_Dataset:_
━━━━━━━━━━━━━━━━

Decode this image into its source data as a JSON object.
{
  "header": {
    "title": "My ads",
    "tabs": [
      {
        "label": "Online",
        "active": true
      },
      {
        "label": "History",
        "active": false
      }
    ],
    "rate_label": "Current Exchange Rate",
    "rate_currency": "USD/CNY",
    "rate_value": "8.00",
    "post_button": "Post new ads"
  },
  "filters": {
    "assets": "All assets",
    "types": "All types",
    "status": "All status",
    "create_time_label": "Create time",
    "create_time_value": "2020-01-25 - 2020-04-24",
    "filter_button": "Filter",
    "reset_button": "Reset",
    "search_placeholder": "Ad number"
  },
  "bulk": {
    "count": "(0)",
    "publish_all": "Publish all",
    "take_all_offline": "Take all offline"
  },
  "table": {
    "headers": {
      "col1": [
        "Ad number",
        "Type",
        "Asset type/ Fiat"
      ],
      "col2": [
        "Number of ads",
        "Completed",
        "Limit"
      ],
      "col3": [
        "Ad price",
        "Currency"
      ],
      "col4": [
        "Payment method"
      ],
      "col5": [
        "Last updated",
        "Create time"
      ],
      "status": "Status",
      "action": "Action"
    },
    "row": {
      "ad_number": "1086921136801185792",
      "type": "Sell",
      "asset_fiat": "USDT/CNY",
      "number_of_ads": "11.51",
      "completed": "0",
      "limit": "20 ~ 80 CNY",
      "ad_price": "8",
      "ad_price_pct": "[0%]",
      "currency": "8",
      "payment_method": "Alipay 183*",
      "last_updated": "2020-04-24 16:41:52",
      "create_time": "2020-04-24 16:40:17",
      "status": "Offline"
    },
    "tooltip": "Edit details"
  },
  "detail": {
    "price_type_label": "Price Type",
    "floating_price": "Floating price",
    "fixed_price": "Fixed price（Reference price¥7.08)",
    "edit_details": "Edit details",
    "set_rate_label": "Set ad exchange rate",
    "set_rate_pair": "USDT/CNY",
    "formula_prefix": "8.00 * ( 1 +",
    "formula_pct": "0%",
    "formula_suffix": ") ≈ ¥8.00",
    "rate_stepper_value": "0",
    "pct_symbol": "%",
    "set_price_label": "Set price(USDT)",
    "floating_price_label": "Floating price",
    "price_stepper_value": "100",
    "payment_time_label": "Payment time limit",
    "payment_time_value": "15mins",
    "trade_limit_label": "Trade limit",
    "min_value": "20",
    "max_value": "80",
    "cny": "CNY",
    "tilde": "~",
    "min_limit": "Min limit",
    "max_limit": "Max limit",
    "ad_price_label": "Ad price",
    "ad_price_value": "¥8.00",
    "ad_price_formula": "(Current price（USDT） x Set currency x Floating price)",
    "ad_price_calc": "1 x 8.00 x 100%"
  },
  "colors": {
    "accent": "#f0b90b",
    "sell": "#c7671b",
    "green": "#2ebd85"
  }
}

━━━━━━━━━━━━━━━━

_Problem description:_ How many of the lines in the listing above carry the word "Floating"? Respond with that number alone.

_Result for this task:_ 3